Nine years since making his debut, you’d have been hard pressed to find a more popular finisher at TT2019 than Johnson and his reaction both in parc ferme and on the podium showed exactly what it means to riders when they achieve their dream. His unbridled joy and satisfaction showed what it means to riders to compete – and succeed – at the TT.
A year after making his debut at the Isle of Man TT, when he became the second fastest newcomer ever to have lapped the Mountain Course, Davey Todd more than confirmed that potential this year, the highlight being sixth place and a lap of 131.491mph on the Penz13.com BMW in Friday’s Senior race.
Having earlier finished eighth and tenth respectively in the Superstock and Superbike races, Todd joined the 130mph Club on the opening lap of the Senior when he lapped at 130.229mph and had worked his way up to fifth at two thirds race distance. A charging James Hillier pushed him back to sixth on the final lap but Todd only lost out to his more experienced rival by 2.6s.
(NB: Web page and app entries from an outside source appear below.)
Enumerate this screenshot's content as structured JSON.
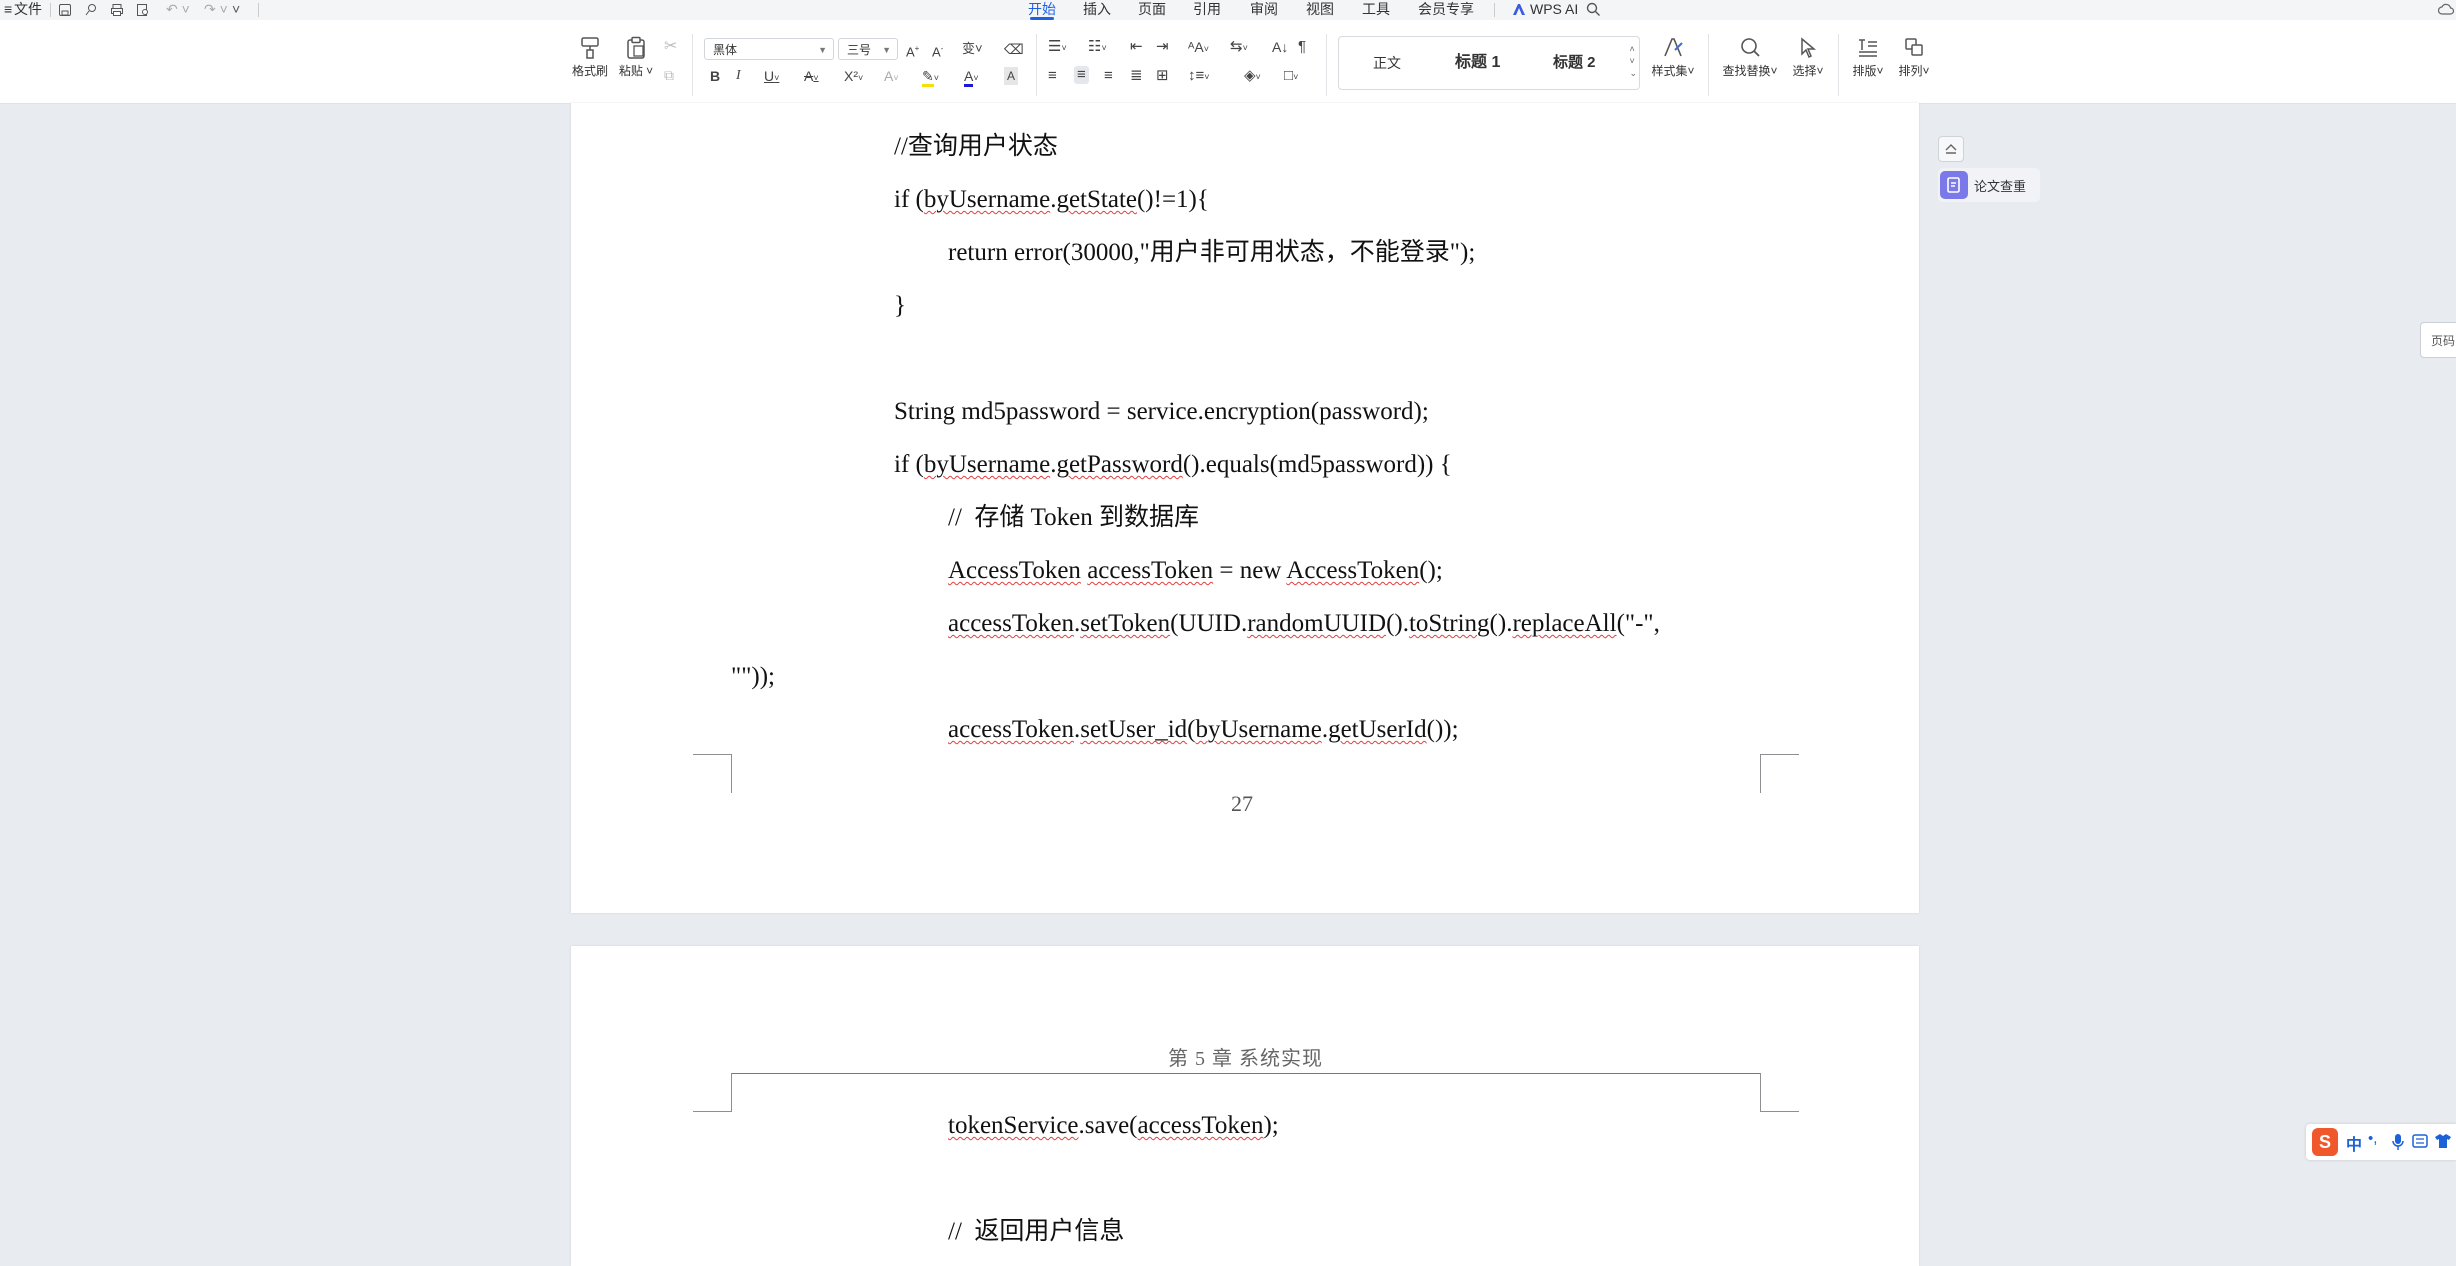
{
  "titlebar": {
    "file_label": "文件",
    "tabs": [
      "开始",
      "插入",
      "页面",
      "引用",
      "审阅",
      "视图",
      "工具",
      "会员专享"
    ],
    "active_tab": "开始",
    "wps_ai_label": "WPS AI"
  },
  "ribbon": {
    "format_painter_label": "格式刷",
    "paste_label": "粘贴",
    "font_name": "黑体",
    "font_size": "三号",
    "styles": [
      "正文",
      "标题 1",
      "标题 2"
    ],
    "style_set_label": "样式集",
    "find_replace_label": "查找替换",
    "select_label": "选择",
    "layout_label": "排版",
    "arrange_label": "排列"
  },
  "side": {
    "check_label": "论文查重",
    "page_tab_label": "页码"
  },
  "page1": {
    "lines": [
      "//查询用户状态",
      "if (byUsername.getState()!=1){",
      "return error(30000,\"用户非可用状态，不能登录\");",
      "}",
      "String md5password = service.encryption(password);",
      "if (byUsername.getPassword().equals(md5password)) {",
      "//  存储 Token 到数据库",
      "AccessToken accessToken = new AccessToken();",
      "accessToken.setToken(UUID.randomUUID().toString().replaceAll(\"-\",",
      "\"\"));",
      "accessToken.setUser_id(byUsername.getUserId());"
    ],
    "page_number": "27"
  },
  "page2": {
    "header": "第 5 章   系统实现",
    "lines": [
      "tokenService.save(accessToken);",
      "//  返回用户信息"
    ]
  },
  "ime": {
    "lang": "中"
  },
  "colors": {
    "accent": "#1f61e6",
    "background": "#e8ebef",
    "spell_underline": "#e04040"
  }
}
It was a difficult two weeks for Todd and his team, not just because of the inclement weather but also because his close friend and Penz13.com team-mate Daley Mathison lost his life in the Superbike race, and it’s a credit to all of them that they continued and did so in an ultra-professional manner that ultimately saw them rewarded.
Todd also took seventh and ninth in the two Supersport races where, riding the Milenco by Padgetts Honda, he set his best ever 600cc lap of 125.686mph. This year’s TT may only just be over but he must be high on the list for the factory teams in 2020.
Old guard struggle
John McGuinness and Ian Hutchinson came into this year’s TT with a mightily impressive 39 wins and 73 podiums between them but save for second place for the former in the TT Zero race, it was a meeting to forget for the pairing.
McGuinness struggled all week with his Norton machinery, failing to finish the Superbike, Senior and Lightweight races and although he saw the chequered flag in the two Supersport races, he was a long way off the pace in 15th and 17th.
Having not competed at the TT since 2016, the Morecambe man had a big hill to climb and, this year at least, it proved insurmountable. As we have seen, Hickman and Harrison have raised the bar massively so only time will tell what McGuinness does next.
Hutchinson, meanwhile, was on the back foot right from the second practice session when he was lucky to escape uninjured from a crash at the 11th Milestone. He fared slightly better than his long time rival, with a tenth place finish in the first Supersport race his best result, but question marks must be raised about his immediate future with Honda Racing.
Five races in a day
With all the delays and cancellations during race week, we arrived to the penultimate day with only two races having been completed and in danger of seeing some of the remaining six cancelled.
Clerk of the Course Gary Thompson and his team made the bold decision to try and run five of those races on the Thursday due to more poor weather being forecast on the final day.
It looked ambitions and hopeful, to say the least, and needed everything to run like clockwork and without hiccup to work – and that’s exactly what he did. It was a punishing day for everyone with little time or respite between the races but ultimately it paid off.
It was certainly a tough and challenging TT but it all came good in the end and Thompson is to be applauded for his efforts each and every day of the fortnight.
Having started watching motorcycle races all over the world form childhood, Phil Wain has been a freelance motorcycle journalist for 15 years and is features writer for a number of publications including BikeSport News and Classic Racer, having also been a regular contributor to MCN and MCN Sport. He is PR officer for a number of teams and riders at both the British Superbike Championship and International road races, including Smiths Racing, Quattro Plant Kawasaki, RAF Regular & Reserve Kawasaki, Dafabet Devitt Racing, John McGuinness, Lee Johnston and KMR Kawasaki. He is also heavily involved with the Isle of Man TT Races, writing official press releases and race reports as well as providing ITV4 with statistical information.